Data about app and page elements
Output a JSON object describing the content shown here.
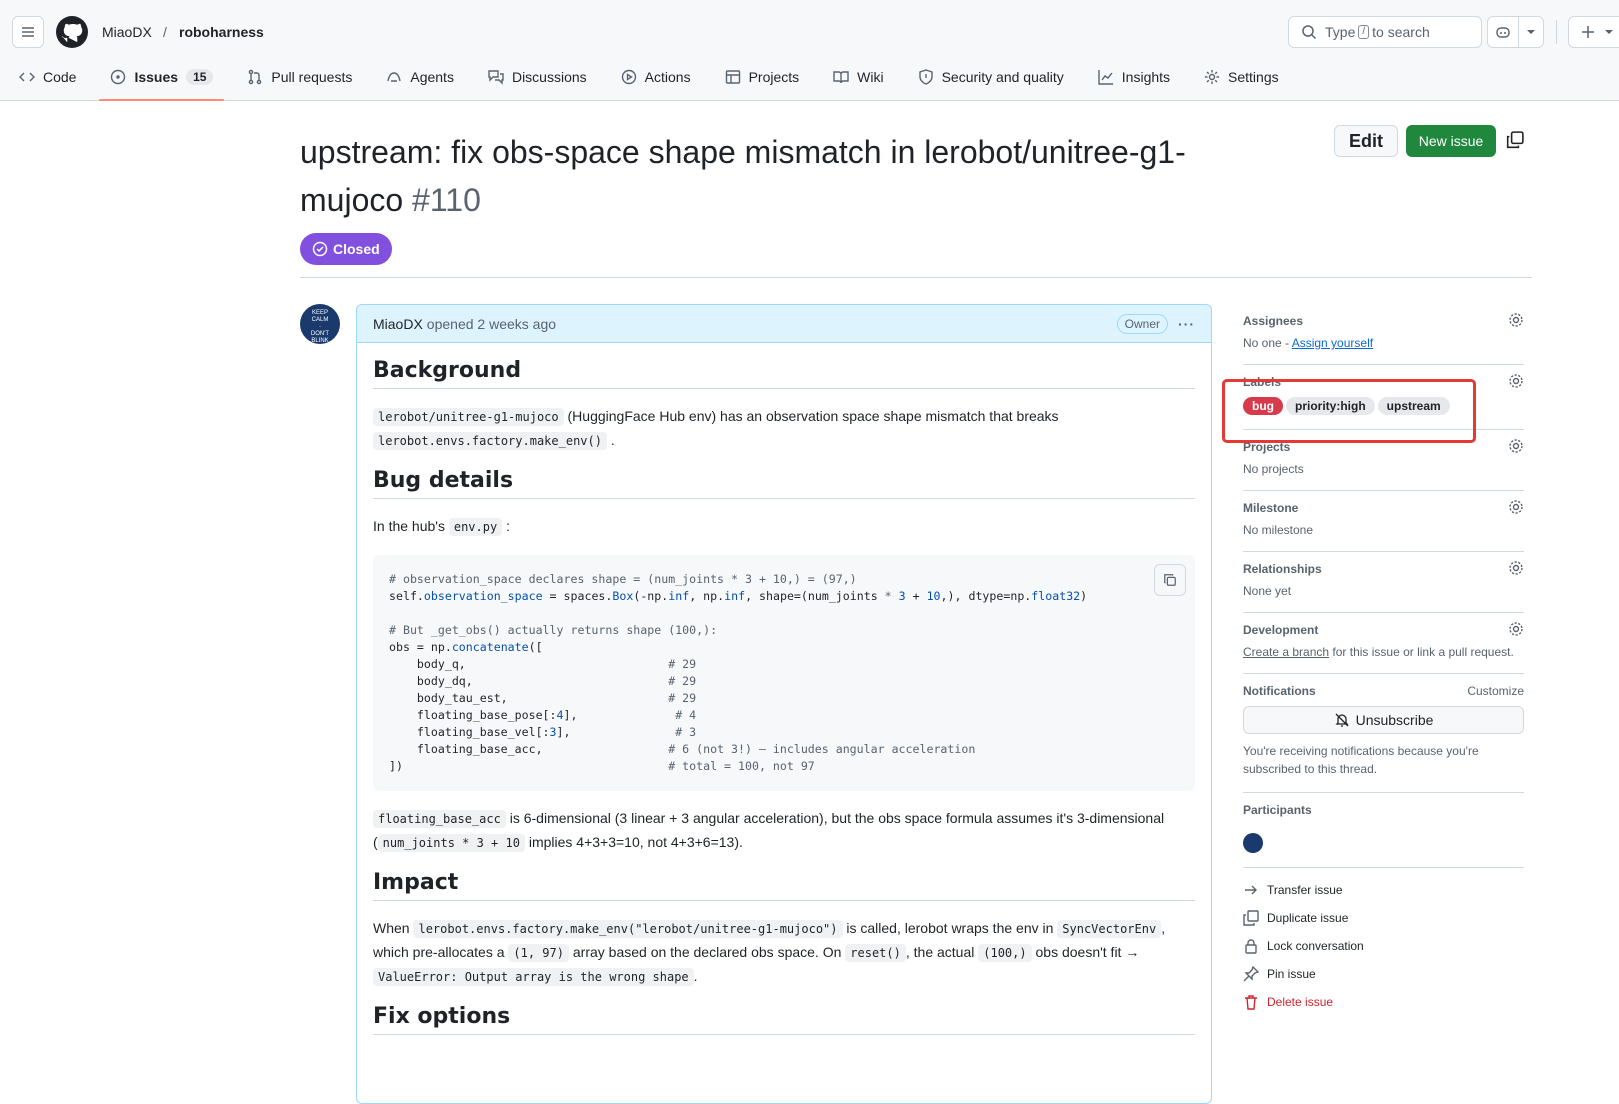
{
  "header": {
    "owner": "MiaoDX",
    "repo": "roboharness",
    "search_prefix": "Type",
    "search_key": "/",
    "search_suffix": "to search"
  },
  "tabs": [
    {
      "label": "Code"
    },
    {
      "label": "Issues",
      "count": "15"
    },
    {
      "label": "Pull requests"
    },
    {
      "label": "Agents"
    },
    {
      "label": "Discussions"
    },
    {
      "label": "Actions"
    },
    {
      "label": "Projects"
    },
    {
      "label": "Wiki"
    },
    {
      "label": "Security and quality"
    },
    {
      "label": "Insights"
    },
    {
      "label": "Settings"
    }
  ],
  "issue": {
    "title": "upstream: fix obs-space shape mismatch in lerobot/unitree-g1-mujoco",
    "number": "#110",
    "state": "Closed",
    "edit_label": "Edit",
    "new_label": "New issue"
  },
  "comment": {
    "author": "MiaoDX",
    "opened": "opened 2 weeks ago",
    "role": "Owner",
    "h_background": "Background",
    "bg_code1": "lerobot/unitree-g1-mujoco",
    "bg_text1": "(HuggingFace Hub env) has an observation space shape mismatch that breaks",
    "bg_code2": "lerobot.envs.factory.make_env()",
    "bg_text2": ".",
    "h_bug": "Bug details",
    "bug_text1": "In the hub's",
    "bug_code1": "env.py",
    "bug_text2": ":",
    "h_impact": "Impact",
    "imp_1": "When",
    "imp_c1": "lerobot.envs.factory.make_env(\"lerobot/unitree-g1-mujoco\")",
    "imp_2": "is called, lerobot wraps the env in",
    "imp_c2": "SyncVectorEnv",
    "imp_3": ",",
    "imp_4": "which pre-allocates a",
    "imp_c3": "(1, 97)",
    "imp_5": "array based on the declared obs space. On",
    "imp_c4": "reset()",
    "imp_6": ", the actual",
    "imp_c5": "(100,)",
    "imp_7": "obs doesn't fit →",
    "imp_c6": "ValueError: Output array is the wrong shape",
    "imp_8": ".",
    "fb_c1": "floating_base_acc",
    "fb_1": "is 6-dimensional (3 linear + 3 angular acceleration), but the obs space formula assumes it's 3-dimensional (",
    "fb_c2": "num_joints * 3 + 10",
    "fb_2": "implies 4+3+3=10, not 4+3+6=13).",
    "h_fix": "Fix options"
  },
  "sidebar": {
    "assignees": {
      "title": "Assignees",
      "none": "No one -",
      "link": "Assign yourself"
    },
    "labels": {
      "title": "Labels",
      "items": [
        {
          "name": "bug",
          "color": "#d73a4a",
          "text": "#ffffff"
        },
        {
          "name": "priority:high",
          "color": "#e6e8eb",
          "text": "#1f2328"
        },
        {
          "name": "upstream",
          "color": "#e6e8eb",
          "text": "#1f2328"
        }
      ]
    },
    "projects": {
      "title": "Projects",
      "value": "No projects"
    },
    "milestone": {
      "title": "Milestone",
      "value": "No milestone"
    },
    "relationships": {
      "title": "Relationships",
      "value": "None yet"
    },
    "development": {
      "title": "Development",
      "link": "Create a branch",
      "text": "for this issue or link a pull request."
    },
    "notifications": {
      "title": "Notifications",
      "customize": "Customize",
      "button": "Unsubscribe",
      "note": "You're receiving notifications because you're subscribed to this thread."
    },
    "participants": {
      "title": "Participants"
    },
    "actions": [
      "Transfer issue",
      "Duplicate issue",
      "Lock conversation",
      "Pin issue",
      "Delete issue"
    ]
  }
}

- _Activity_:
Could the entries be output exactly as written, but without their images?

- _Task solution_:
Output a JSON object describing the content shown here.
{
  "header": {
    "owner": "MiaoDX",
    "repo": "roboharness",
    "search_prefix": "Type",
    "search_key": "/",
    "search_suffix": "to search"
  },
  "tabs": [
    {
      "label": "Code"
    },
    {
      "label": "Issues",
      "count": "15"
    },
    {
      "label": "Pull requests"
    },
    {
      "label": "Agents"
    },
    {
      "label": "Discussions"
    },
    {
      "label": "Actions"
    },
    {
      "label": "Projects"
    },
    {
      "label": "Wiki"
    },
    {
      "label": "Security and quality"
    },
    {
      "label": "Insights"
    },
    {
      "label": "Settings"
    }
  ],
  "issue": {
    "title": "upstream: fix obs-space shape mismatch in lerobot/unitree-g1-mujoco",
    "number": "#110",
    "state": "Closed",
    "edit_label": "Edit",
    "new_label": "New issue"
  },
  "comment": {
    "author": "MiaoDX",
    "opened": "opened 2 weeks ago",
    "role": "Owner",
    "h_background": "Background",
    "bg_code1": "lerobot/unitree-g1-mujoco",
    "bg_text1": "(HuggingFace Hub env) has an observation space shape mismatch that breaks",
    "bg_code2": "lerobot.envs.factory.make_env()",
    "bg_text2": ".",
    "h_bug": "Bug details",
    "bug_text1": "In the hub's",
    "bug_code1": "env.py",
    "bug_text2": ":",
    "h_impact": "Impact",
    "imp_1": "When",
    "imp_c1": "lerobot.envs.factory.make_env(\"lerobot/unitree-g1-mujoco\")",
    "imp_2": "is called, lerobot wraps the env in",
    "imp_c2": "SyncVectorEnv",
    "imp_3": ",",
    "imp_4": "which pre-allocates a",
    "imp_c3": "(1, 97)",
    "imp_5": "array based on the declared obs space. On",
    "imp_c4": "reset()",
    "imp_6": ", the actual",
    "imp_c5": "(100,)",
    "imp_7": "obs doesn't fit →",
    "imp_c6": "ValueError: Output array is the wrong shape",
    "imp_8": ".",
    "fb_c1": "floating_base_acc",
    "fb_1": "is 6-dimensional (3 linear + 3 angular acceleration), but the obs space formula assumes it's 3-dimensional (",
    "fb_c2": "num_joints * 3 + 10",
    "fb_2": "implies 4+3+3=10, not 4+3+6=13).",
    "h_fix": "Fix options"
  },
  "sidebar": {
    "assignees": {
      "title": "Assignees",
      "none": "No one -",
      "link": "Assign yourself"
    },
    "labels": {
      "title": "Labels",
      "items": [
        {
          "name": "bug",
          "color": "#d73a4a",
          "text": "#ffffff"
        },
        {
          "name": "priority:high",
          "color": "#e6e8eb",
          "text": "#1f2328"
        },
        {
          "name": "upstream",
          "color": "#e6e8eb",
          "text": "#1f2328"
        }
      ]
    },
    "projects": {
      "title": "Projects",
      "value": "No projects"
    },
    "milestone": {
      "title": "Milestone",
      "value": "No milestone"
    },
    "relationships": {
      "title": "Relationships",
      "value": "None yet"
    },
    "development": {
      "title": "Development",
      "link": "Create a branch",
      "text": "for this issue or link a pull request."
    },
    "notifications": {
      "title": "Notifications",
      "customize": "Customize",
      "button": "Unsubscribe",
      "note": "You're receiving notifications because you're subscribed to this thread."
    },
    "participants": {
      "title": "Participants"
    },
    "actions": [
      "Transfer issue",
      "Duplicate issue",
      "Lock conversation",
      "Pin issue",
      "Delete issue"
    ]
  }
}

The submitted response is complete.